With the playoffs most likely out of the question, it is time for Bryan Murray and the rest of the management team to figure out the caliber of prospects the Ottawa Senators have in their system. Numerous Ottawa prospects are all slated to become free agents at the end of the season and it is worth deciding who should be released, who should be resigned, and to what length of contract.
On defense, Fredrik Claesson has proven his worth, as has pending unrestricted free agent Chris Wideman. However, forwards Max McCormick, Shane Prince, Ryan Dzingle, and Matt Puempel are all restricted free agents while David Dziurzynski and Cole Schneider are unrestricted free agents. McCormick and Prince have already earned substantial playing time and deserve to be re-signed to multi-year deals, while Puempel’s combination of AHL scoring and first round pedigree earns him another deal.

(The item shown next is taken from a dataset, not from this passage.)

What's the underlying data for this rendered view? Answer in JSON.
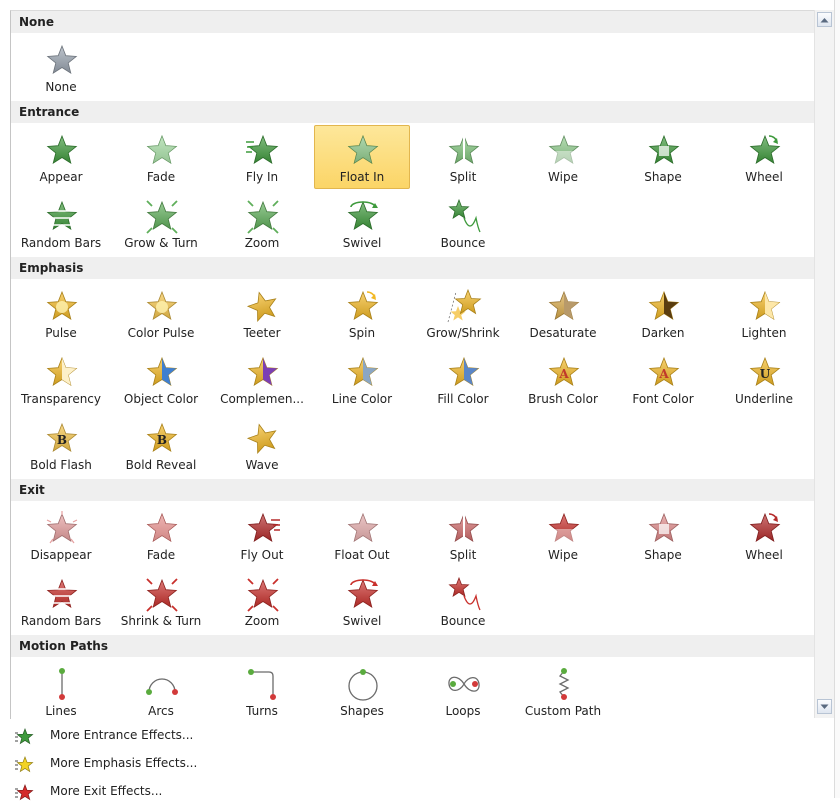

The future of Dzingle, Schneider and David Dziurzynski is less clear though. It is encouraging to see Ottawa give Dzingle playing time against the Leafs, but it is still an open question as to whether he can be an NHL regular. The same is true with Schneider. Signed out of college, Schneider is in his fourth year with the Senators and this is probably his make or break season with the franchise. A physical player who has demonstrated some scoring ability in the AHL, it would be good to see how he performs in the NHL, especially given that he appears to have more offensive potential than a player like David Dziurzynski, who has already had his chance to impress with the big club.
Much as Ottawa found out that Erik Condra was a solid NHL player during the tail end of the 2010-11 season, the remaining 29 games gives The Senators a good chance to evaluate their prospects and plan for the future. If they can also free up some money and roster spots in return for a few draft picks, that is even better. Ottawa still has a talented core who, with a few key additions, can compete in the Eastern Conference next year. However, to ensure the 2016-2017 Ottawa Senators are competitive, management needs to start planning right now.